# [WHAT YOU HAVE TO DO]
Copy all data exactly. Skip pictures.

[Component data from apps and pages]
- - -
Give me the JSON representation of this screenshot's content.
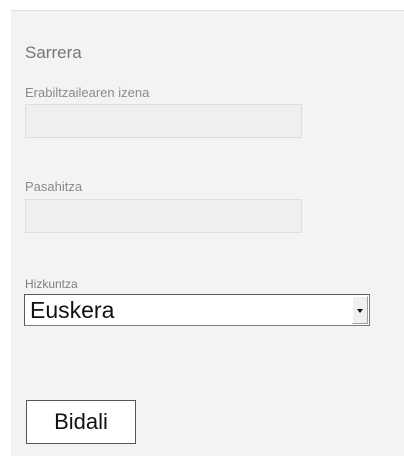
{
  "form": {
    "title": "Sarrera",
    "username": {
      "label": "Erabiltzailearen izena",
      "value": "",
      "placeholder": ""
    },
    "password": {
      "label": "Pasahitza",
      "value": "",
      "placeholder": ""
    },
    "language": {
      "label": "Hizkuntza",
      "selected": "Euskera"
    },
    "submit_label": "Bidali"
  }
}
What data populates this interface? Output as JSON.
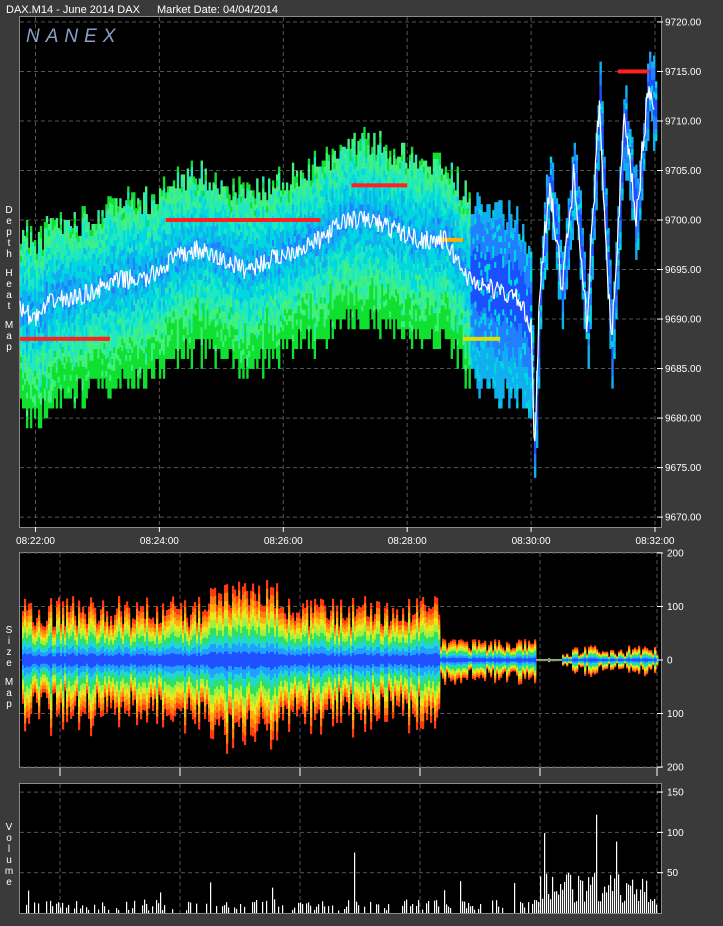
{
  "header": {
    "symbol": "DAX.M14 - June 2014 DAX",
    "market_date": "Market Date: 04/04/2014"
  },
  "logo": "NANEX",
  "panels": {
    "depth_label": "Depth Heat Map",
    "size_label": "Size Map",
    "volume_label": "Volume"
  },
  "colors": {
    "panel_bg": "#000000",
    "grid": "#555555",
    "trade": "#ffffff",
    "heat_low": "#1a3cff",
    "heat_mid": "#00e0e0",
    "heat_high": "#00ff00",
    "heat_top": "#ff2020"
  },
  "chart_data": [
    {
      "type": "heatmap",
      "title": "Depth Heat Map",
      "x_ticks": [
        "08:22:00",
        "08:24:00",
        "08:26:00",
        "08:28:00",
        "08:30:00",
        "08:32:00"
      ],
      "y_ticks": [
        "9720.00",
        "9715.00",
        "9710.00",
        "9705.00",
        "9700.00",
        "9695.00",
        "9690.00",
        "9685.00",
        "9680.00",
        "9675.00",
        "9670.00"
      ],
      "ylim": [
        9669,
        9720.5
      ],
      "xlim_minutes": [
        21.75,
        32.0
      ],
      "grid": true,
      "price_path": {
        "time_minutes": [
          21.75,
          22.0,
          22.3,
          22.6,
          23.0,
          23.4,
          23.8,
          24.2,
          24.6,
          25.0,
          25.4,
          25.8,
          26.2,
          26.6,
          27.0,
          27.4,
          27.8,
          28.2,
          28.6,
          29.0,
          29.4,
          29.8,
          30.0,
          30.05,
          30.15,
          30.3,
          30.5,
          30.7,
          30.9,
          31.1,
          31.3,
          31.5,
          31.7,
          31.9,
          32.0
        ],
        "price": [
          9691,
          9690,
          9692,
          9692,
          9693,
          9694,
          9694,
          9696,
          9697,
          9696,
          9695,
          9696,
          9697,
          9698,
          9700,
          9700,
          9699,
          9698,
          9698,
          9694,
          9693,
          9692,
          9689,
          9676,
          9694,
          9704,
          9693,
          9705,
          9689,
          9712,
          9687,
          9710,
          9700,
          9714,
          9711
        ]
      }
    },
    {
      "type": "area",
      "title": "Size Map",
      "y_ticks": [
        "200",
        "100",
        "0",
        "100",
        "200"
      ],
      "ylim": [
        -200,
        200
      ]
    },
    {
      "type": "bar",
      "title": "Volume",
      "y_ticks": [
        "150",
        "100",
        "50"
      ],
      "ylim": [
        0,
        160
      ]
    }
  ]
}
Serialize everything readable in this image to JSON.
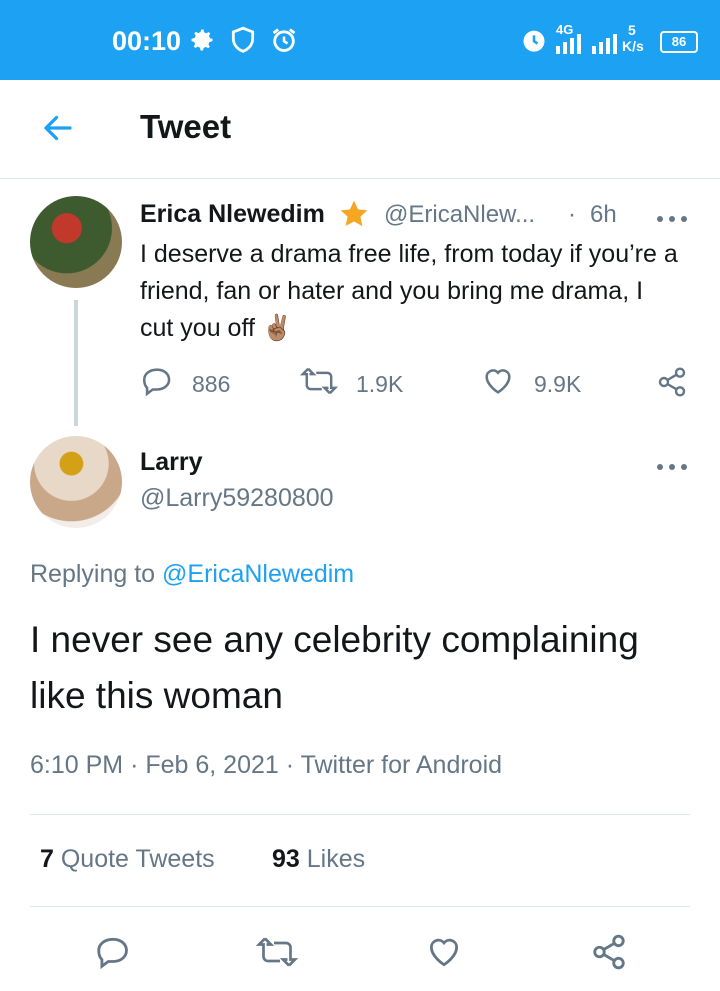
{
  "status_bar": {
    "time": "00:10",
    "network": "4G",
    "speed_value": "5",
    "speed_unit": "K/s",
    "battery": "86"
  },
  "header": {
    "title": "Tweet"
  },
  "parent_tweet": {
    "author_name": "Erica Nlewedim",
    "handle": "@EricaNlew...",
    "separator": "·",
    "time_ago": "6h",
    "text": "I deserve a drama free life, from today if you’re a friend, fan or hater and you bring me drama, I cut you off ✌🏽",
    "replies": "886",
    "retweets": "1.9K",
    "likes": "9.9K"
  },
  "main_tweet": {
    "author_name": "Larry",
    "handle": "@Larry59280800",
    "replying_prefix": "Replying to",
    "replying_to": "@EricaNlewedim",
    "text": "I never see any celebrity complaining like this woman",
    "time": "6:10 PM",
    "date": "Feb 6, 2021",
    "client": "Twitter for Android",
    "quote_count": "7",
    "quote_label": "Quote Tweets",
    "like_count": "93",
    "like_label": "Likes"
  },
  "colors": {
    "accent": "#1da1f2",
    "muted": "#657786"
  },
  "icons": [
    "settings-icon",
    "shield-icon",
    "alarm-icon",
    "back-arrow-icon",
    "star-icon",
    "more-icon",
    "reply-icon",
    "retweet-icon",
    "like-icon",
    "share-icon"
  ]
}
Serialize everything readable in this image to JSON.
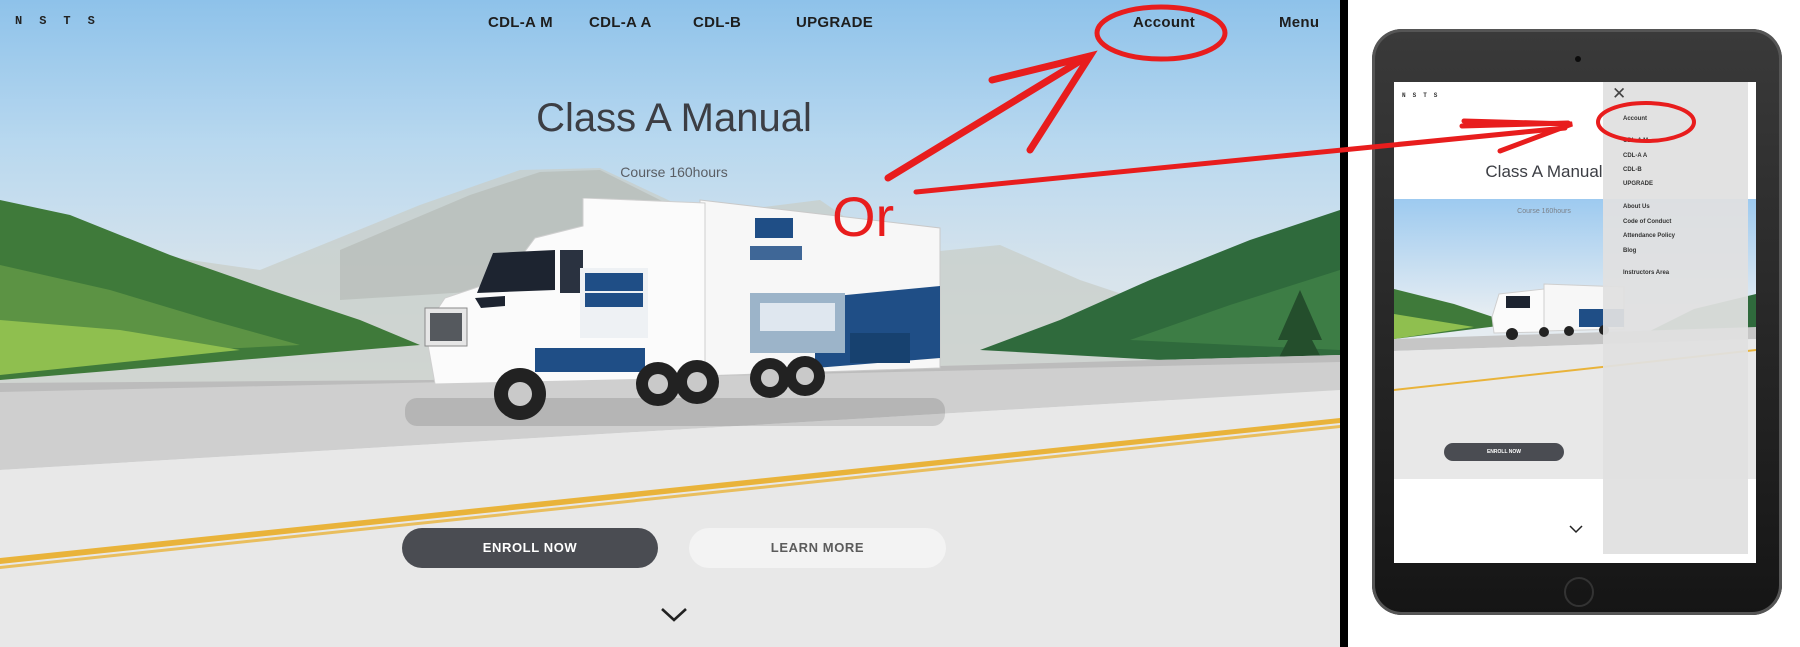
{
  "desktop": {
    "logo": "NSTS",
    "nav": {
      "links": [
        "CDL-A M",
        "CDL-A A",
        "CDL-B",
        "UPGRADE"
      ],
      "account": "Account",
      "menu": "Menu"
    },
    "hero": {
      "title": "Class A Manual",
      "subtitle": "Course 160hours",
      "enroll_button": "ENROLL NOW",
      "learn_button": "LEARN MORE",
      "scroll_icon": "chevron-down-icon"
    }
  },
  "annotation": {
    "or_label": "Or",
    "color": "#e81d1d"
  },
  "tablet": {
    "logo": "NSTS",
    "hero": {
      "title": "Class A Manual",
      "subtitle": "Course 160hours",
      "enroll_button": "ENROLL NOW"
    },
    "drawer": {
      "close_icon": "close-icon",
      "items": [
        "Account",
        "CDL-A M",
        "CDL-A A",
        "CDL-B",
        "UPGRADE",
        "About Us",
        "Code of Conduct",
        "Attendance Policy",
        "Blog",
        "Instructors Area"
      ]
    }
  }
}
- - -
# [SOLVED PROBLEM]
Give me the JSON representation of this screenshot's content.
{
  "form": {
    "title": "Sarrera",
    "username": {
      "label": "Erabiltzailearen izena",
      "value": "",
      "placeholder": ""
    },
    "password": {
      "label": "Pasahitza",
      "value": "",
      "placeholder": ""
    },
    "language": {
      "label": "Hizkuntza",
      "selected": "Euskera"
    },
    "submit_label": "Bidali"
  }
}
What data populates this interface? Output as JSON.
{
  "header": {
    "symbol": "DAX.M14 - June 2014 DAX",
    "market_date": "Market Date: 04/04/2014"
  },
  "logo": "NANEX",
  "panels": {
    "depth_label": "Depth Heat Map",
    "size_label": "Size Map",
    "volume_label": "Volume"
  },
  "colors": {
    "panel_bg": "#000000",
    "grid": "#555555",
    "trade": "#ffffff",
    "heat_low": "#1a3cff",
    "heat_mid": "#00e0e0",
    "heat_high": "#00ff00",
    "heat_top": "#ff2020"
  },
  "chart_data": [
    {
      "type": "heatmap",
      "title": "Depth Heat Map",
      "x_ticks": [
        "08:22:00",
        "08:24:00",
        "08:26:00",
        "08:28:00",
        "08:30:00",
        "08:32:00"
      ],
      "y_ticks": [
        "9720.00",
        "9715.00",
        "9710.00",
        "9705.00",
        "9700.00",
        "9695.00",
        "9690.00",
        "9685.00",
        "9680.00",
        "9675.00",
        "9670.00"
      ],
      "ylim": [
        9669,
        9720.5
      ],
      "xlim_minutes": [
        21.75,
        32.0
      ],
      "grid": true,
      "price_path": {
        "time_minutes": [
          21.75,
          22.0,
          22.3,
          22.6,
          23.0,
          23.4,
          23.8,
          24.2,
          24.6,
          25.0,
          25.4,
          25.8,
          26.2,
          26.6,
          27.0,
          27.4,
          27.8,
          28.2,
          28.6,
          29.0,
          29.4,
          29.8,
          30.0,
          30.05,
          30.15,
          30.3,
          30.5,
          30.7,
          30.9,
          31.1,
          31.3,
          31.5,
          31.7,
          31.9,
          32.0
        ],
        "price": [
          9691,
          9690,
          9692,
          9692,
          9693,
          9694,
          9694,
          9696,
          9697,
          9696,
          9695,
          9696,
          9697,
          9698,
          9700,
          9700,
          9699,
          9698,
          9698,
          9694,
          9693,
          9692,
          9689,
          9676,
          9694,
          9704,
          9693,
          9705,
          9689,
          9712,
          9687,
          9710,
          9700,
          9714,
          9711
        ]
      }
    },
    {
      "type": "area",
      "title": "Size Map",
      "y_ticks": [
        "200",
        "100",
        "0",
        "100",
        "200"
      ],
      "ylim": [
        -200,
        200
      ]
    },
    {
      "type": "bar",
      "title": "Volume",
      "y_ticks": [
        "150",
        "100",
        "50"
      ],
      "ylim": [
        0,
        160
      ]
    }
  ]
}
Serialize everything readable in this image to JSON.
{
  "status_bar": {
    "time": "00:10",
    "network": "4G",
    "speed_value": "5",
    "speed_unit": "K/s",
    "battery": "86"
  },
  "header": {
    "title": "Tweet"
  },
  "parent_tweet": {
    "author_name": "Erica Nlewedim",
    "handle": "@EricaNlew...",
    "separator": "·",
    "time_ago": "6h",
    "text": "I deserve a drama free life, from today if you’re a friend, fan or hater and you bring me drama, I cut you off ✌🏽",
    "replies": "886",
    "retweets": "1.9K",
    "likes": "9.9K"
  },
  "main_tweet": {
    "author_name": "Larry",
    "handle": "@Larry59280800",
    "replying_prefix": "Replying to",
    "replying_to": "@EricaNlewedim",
    "text": "I never see any celebrity complaining like this woman",
    "time": "6:10 PM",
    "date": "Feb 6, 2021",
    "client": "Twitter for Android",
    "quote_count": "7",
    "quote_label": "Quote Tweets",
    "like_count": "93",
    "like_label": "Likes"
  },
  "colors": {
    "accent": "#1da1f2",
    "muted": "#657786"
  },
  "icons": [
    "settings-icon",
    "shield-icon",
    "alarm-icon",
    "back-arrow-icon",
    "star-icon",
    "more-icon",
    "reply-icon",
    "retweet-icon",
    "like-icon",
    "share-icon"
  ]
}
Serialize everything readable in this image to JSON.
{
  "desktop": {
    "logo": "NSTS",
    "nav": {
      "links": [
        "CDL-A M",
        "CDL-A A",
        "CDL-B",
        "UPGRADE"
      ],
      "account": "Account",
      "menu": "Menu"
    },
    "hero": {
      "title": "Class A Manual",
      "subtitle": "Course 160hours",
      "enroll_button": "ENROLL NOW",
      "learn_button": "LEARN MORE",
      "scroll_icon": "chevron-down-icon"
    }
  },
  "annotation": {
    "or_label": "Or",
    "color": "#e81d1d"
  },
  "tablet": {
    "logo": "NSTS",
    "hero": {
      "title": "Class A Manual",
      "subtitle": "Course 160hours",
      "enroll_button": "ENROLL NOW"
    },
    "drawer": {
      "close_icon": "close-icon",
      "items": [
        "Account",
        "CDL-A M",
        "CDL-A A",
        "CDL-B",
        "UPGRADE",
        "About Us",
        "Code of Conduct",
        "Attendance Policy",
        "Blog",
        "Instructors Area"
      ]
    }
  }
}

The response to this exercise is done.